With so many spheres of life capable of being locked down at a moment’s notice, a heavy toll is taken on our mental health, hearts and souls. In times like that, it’s good to get back to basics. To reset. To rekindle an old flame we’ve let burn too low. The solemnity of the Sacred Heart of Jesus might just be that opportunity.
Psychologist Adam Grant says the dominant feeling of 2021 might well be ‘languishing’. It’s more than an emotion: it’s a state of stagnation, aimlessness, and emptiness; a weariness that comes upon us when we’re going nowhere and unable to do anything about it. When we factor in the endless stream of news and media, burdening us with politics and human brokenness on a global scale, sometimes it can be too much to handle.
The solemnity of the Sacred Heart (11 June), perhaps it might be good to reconnect with the visions of the French nun St Margaret Mary Alacoque (1647-1690) and see if they reveal something to us of Jesus that can bring life to our weary souls.
Apparitions of Jesus (validly approved ones, that is) are rare. There are more approved Marian apparitions than there are of Jesus. Yet, the two major apparitions the Church has elected for approval and popular devotion should tell us something important about who Jesus is and who the Church believes him to be.
Firstly, there are the private revelations to St Faustina Kowalska of the Divine Mercy. Secondly, there are the revelations of the Sacred Heart of Jesus to St Margaret Mary. In both of these private revelations we see Jesus coming to reveal something essential, something we too often forget are the very heart of the Christian ethos and spiritual life: love and mercy.
Sometimes it’s tempting to avoid talking about love and mercy because of the way their frequent usage numbs us to their power. They become pious sentiments and clichés.

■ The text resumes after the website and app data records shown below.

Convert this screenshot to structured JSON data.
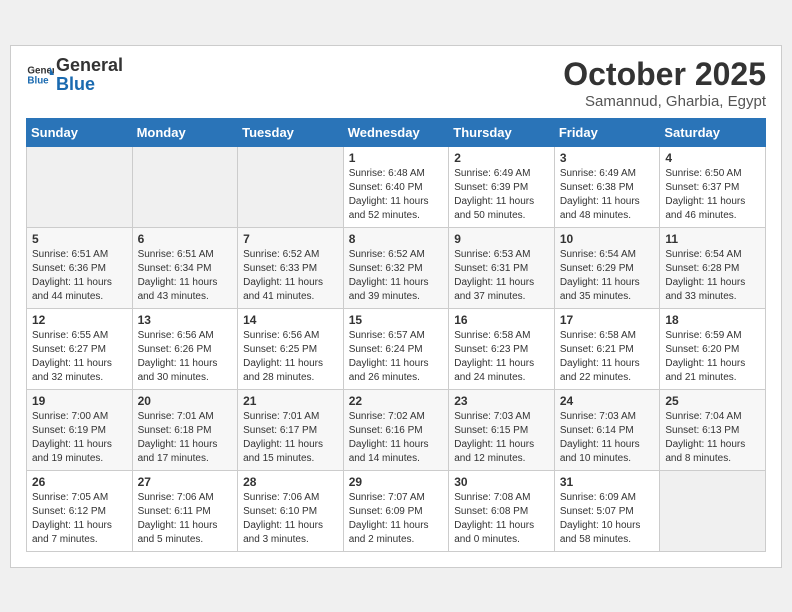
{
  "header": {
    "logo_general": "General",
    "logo_blue": "Blue",
    "month": "October 2025",
    "location": "Samannud, Gharbia, Egypt"
  },
  "weekdays": [
    "Sunday",
    "Monday",
    "Tuesday",
    "Wednesday",
    "Thursday",
    "Friday",
    "Saturday"
  ],
  "weeks": [
    [
      {
        "day": "",
        "info": ""
      },
      {
        "day": "",
        "info": ""
      },
      {
        "day": "",
        "info": ""
      },
      {
        "day": "1",
        "info": "Sunrise: 6:48 AM\nSunset: 6:40 PM\nDaylight: 11 hours\nand 52 minutes."
      },
      {
        "day": "2",
        "info": "Sunrise: 6:49 AM\nSunset: 6:39 PM\nDaylight: 11 hours\nand 50 minutes."
      },
      {
        "day": "3",
        "info": "Sunrise: 6:49 AM\nSunset: 6:38 PM\nDaylight: 11 hours\nand 48 minutes."
      },
      {
        "day": "4",
        "info": "Sunrise: 6:50 AM\nSunset: 6:37 PM\nDaylight: 11 hours\nand 46 minutes."
      }
    ],
    [
      {
        "day": "5",
        "info": "Sunrise: 6:51 AM\nSunset: 6:36 PM\nDaylight: 11 hours\nand 44 minutes."
      },
      {
        "day": "6",
        "info": "Sunrise: 6:51 AM\nSunset: 6:34 PM\nDaylight: 11 hours\nand 43 minutes."
      },
      {
        "day": "7",
        "info": "Sunrise: 6:52 AM\nSunset: 6:33 PM\nDaylight: 11 hours\nand 41 minutes."
      },
      {
        "day": "8",
        "info": "Sunrise: 6:52 AM\nSunset: 6:32 PM\nDaylight: 11 hours\nand 39 minutes."
      },
      {
        "day": "9",
        "info": "Sunrise: 6:53 AM\nSunset: 6:31 PM\nDaylight: 11 hours\nand 37 minutes."
      },
      {
        "day": "10",
        "info": "Sunrise: 6:54 AM\nSunset: 6:29 PM\nDaylight: 11 hours\nand 35 minutes."
      },
      {
        "day": "11",
        "info": "Sunrise: 6:54 AM\nSunset: 6:28 PM\nDaylight: 11 hours\nand 33 minutes."
      }
    ],
    [
      {
        "day": "12",
        "info": "Sunrise: 6:55 AM\nSunset: 6:27 PM\nDaylight: 11 hours\nand 32 minutes."
      },
      {
        "day": "13",
        "info": "Sunrise: 6:56 AM\nSunset: 6:26 PM\nDaylight: 11 hours\nand 30 minutes."
      },
      {
        "day": "14",
        "info": "Sunrise: 6:56 AM\nSunset: 6:25 PM\nDaylight: 11 hours\nand 28 minutes."
      },
      {
        "day": "15",
        "info": "Sunrise: 6:57 AM\nSunset: 6:24 PM\nDaylight: 11 hours\nand 26 minutes."
      },
      {
        "day": "16",
        "info": "Sunrise: 6:58 AM\nSunset: 6:23 PM\nDaylight: 11 hours\nand 24 minutes."
      },
      {
        "day": "17",
        "info": "Sunrise: 6:58 AM\nSunset: 6:21 PM\nDaylight: 11 hours\nand 22 minutes."
      },
      {
        "day": "18",
        "info": "Sunrise: 6:59 AM\nSunset: 6:20 PM\nDaylight: 11 hours\nand 21 minutes."
      }
    ],
    [
      {
        "day": "19",
        "info": "Sunrise: 7:00 AM\nSunset: 6:19 PM\nDaylight: 11 hours\nand 19 minutes."
      },
      {
        "day": "20",
        "info": "Sunrise: 7:01 AM\nSunset: 6:18 PM\nDaylight: 11 hours\nand 17 minutes."
      },
      {
        "day": "21",
        "info": "Sunrise: 7:01 AM\nSunset: 6:17 PM\nDaylight: 11 hours\nand 15 minutes."
      },
      {
        "day": "22",
        "info": "Sunrise: 7:02 AM\nSunset: 6:16 PM\nDaylight: 11 hours\nand 14 minutes."
      },
      {
        "day": "23",
        "info": "Sunrise: 7:03 AM\nSunset: 6:15 PM\nDaylight: 11 hours\nand 12 minutes."
      },
      {
        "day": "24",
        "info": "Sunrise: 7:03 AM\nSunset: 6:14 PM\nDaylight: 11 hours\nand 10 minutes."
      },
      {
        "day": "25",
        "info": "Sunrise: 7:04 AM\nSunset: 6:13 PM\nDaylight: 11 hours\nand 8 minutes."
      }
    ],
    [
      {
        "day": "26",
        "info": "Sunrise: 7:05 AM\nSunset: 6:12 PM\nDaylight: 11 hours\nand 7 minutes."
      },
      {
        "day": "27",
        "info": "Sunrise: 7:06 AM\nSunset: 6:11 PM\nDaylight: 11 hours\nand 5 minutes."
      },
      {
        "day": "28",
        "info": "Sunrise: 7:06 AM\nSunset: 6:10 PM\nDaylight: 11 hours\nand 3 minutes."
      },
      {
        "day": "29",
        "info": "Sunrise: 7:07 AM\nSunset: 6:09 PM\nDaylight: 11 hours\nand 2 minutes."
      },
      {
        "day": "30",
        "info": "Sunrise: 7:08 AM\nSunset: 6:08 PM\nDaylight: 11 hours\nand 0 minutes."
      },
      {
        "day": "31",
        "info": "Sunrise: 6:09 AM\nSunset: 5:07 PM\nDaylight: 10 hours\nand 58 minutes."
      },
      {
        "day": "",
        "info": ""
      }
    ]
  ]
}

To read St Margaret Mary’s autobiography is not to read anything sentimental or cliché. Take, as an example, the description of her first encounter with Jesus, the first revelation of the Sacred Heart. When Jesus appears, he says this:

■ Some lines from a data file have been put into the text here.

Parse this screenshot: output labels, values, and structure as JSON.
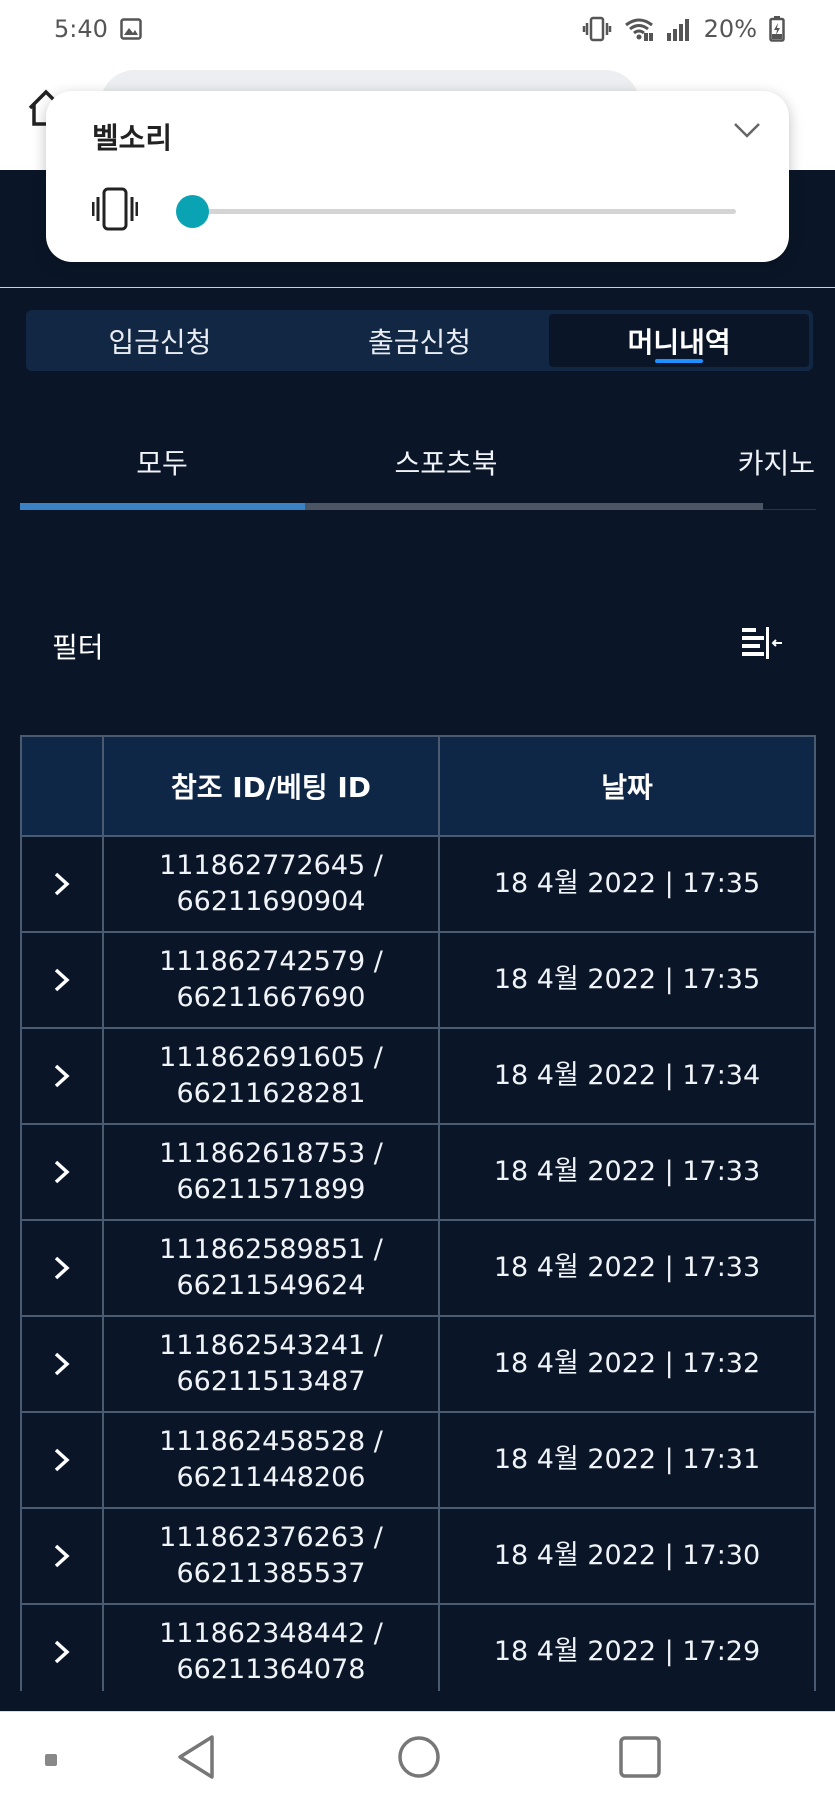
{
  "status_bar": {
    "time": "5:40",
    "battery": "20%",
    "icons": [
      "image-icon",
      "vibrate-icon",
      "wifi-icon",
      "signal-icon",
      "battery-icon"
    ]
  },
  "volume_panel": {
    "title": "벨소리",
    "level": 0,
    "accent_color": "#0aa3b4"
  },
  "main_tabs": [
    {
      "label": "입금신청",
      "active": false
    },
    {
      "label": "출금신청",
      "active": false
    },
    {
      "label": "머니내역",
      "active": true
    }
  ],
  "sub_tabs": [
    {
      "label": "모두",
      "active": true
    },
    {
      "label": "스포츠북",
      "active": false
    },
    {
      "label": "카지노",
      "active": false
    }
  ],
  "filter": {
    "label": "필터"
  },
  "table": {
    "headers": [
      "",
      "참조 ID/베팅 ID",
      "날짜"
    ],
    "rows": [
      {
        "ref_id": "111862772645 /",
        "bet_id": "66211690904",
        "date": "18 4월 2022 | 17:35"
      },
      {
        "ref_id": "111862742579 /",
        "bet_id": "66211667690",
        "date": "18 4월 2022 | 17:35"
      },
      {
        "ref_id": "111862691605 /",
        "bet_id": "66211628281",
        "date": "18 4월 2022 | 17:34"
      },
      {
        "ref_id": "111862618753 /",
        "bet_id": "66211571899",
        "date": "18 4월 2022 | 17:33"
      },
      {
        "ref_id": "111862589851 /",
        "bet_id": "66211549624",
        "date": "18 4월 2022 | 17:33"
      },
      {
        "ref_id": "111862543241 /",
        "bet_id": "66211513487",
        "date": "18 4월 2022 | 17:32"
      },
      {
        "ref_id": "111862458528 /",
        "bet_id": "66211448206",
        "date": "18 4월 2022 | 17:31"
      },
      {
        "ref_id": "111862376263 /",
        "bet_id": "66211385537",
        "date": "18 4월 2022 | 17:30"
      },
      {
        "ref_id": "111862348442 /",
        "bet_id": "66211364078",
        "date": "18 4월 2022 | 17:29"
      }
    ]
  },
  "colors": {
    "background": "#0a1628",
    "header_cell": "#0f2747",
    "active_tab_indicator": "#1e90ff",
    "sub_tab_indicator": "#3b82c4"
  }
}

My Divine Heart … is so inflamed with love for men, and for thee in particular that, being unable any longer to contain within Itself the flames of Its burning Charity, it must needs spread them abroad by thy means . . .
Jesus reveals himself to harbour a love for humanity so powerful that even his heart cannot contain it; it has to break open and overflow into the life of humanity. During this vision, Jesus takes Margaret Mary’s heart and encloses it within his own, what appears to be ‘a burning furnace’. He then returns it to her aflame:
I give thee a precious token of My love … that it may serve thee for a heart and consume thee to the last moment of thy life; its ardour will never be exhausted, and thou wilt be able to find some slight relief only by bleeding.
Margaret Mary found herself for some days in a state of intoxication, feeling this fire of Divine Love inside of her. It was consuming and, at the same time, painful. One of the interesting things Jesus says, however, is that relief will only be found by bleeding. The Divine Love, when it consumes us, expresses itself in suffering for other people because that’s the only way it can be expressed. Suffering becomes not an evil to be tolerated but the overflow of the Divine Love in us. It’s a powerful way of looking at the Cross: not as something Jesus had to suffer, sinners that we are, but as Divine Love breaking itself open on behalf of us. If that Love became flesh, it could do nothing but bleed for our sake. It is the only relief Love can find from its own intensity.
To perform a ceremony of enthronement in our homes is one way of prayerfully rekindling a cold or lukewarm love. Usually this ‘enthronement’ involves participation in Mass, placing an image of the Sacred Heart of Jesus somewhere in the home, gathering as a family and performing an act of consecration to the Sacred Heart. Since many people won’t be able to gather for Mass, with their families, or have the opportunity to acquire an icon of the Sacred Heart, a more modest personal ceremony might be in order.
If you would like to perform the whole ceremony, a 12 step guide can be found here.
If need be, though, keep things simple. Take the time to light a candle and gather around whatever icon of Jesus you have available to perform a personal act of consecration. Do the rest of it when you are able. The extraordinary circumstances we find ourselves in today mean we should do what we can when we can.
A personal consecration written by St Margaret Mary can be found here.
Then, if and when you are able, receive Holy Communion on the first Friday of nine consecutive months on behalf of all those who do not know the love of the Sacred Heart of Jesus. Let this be an act of overflowing love on behalf of others.
This solemnity, perhaps the Sacred Heart of Jesus is needed all the more. Hearts that are weary, worn down, locked down, broken down and languishing are hearts aching for the Divine Love, for the fire that consumes without destroying; that stretches, expands, ennobles, and makes space so that Love can abide unendingly in us.
No matter where we find ourselves this solemnity, let's take the time and opportunity to reconnect with this incredible revelation of God's love, to contemplate it and invite the Lord to set our hearts aflame once more with the fire of his own love.
St Margaret Mary, pray for us that we may unite our hearts to the Sacred Heart of Jesus and burn with love for him always.
Fiona Basile03 August 2021
CatholicCare Victoria03 August 2021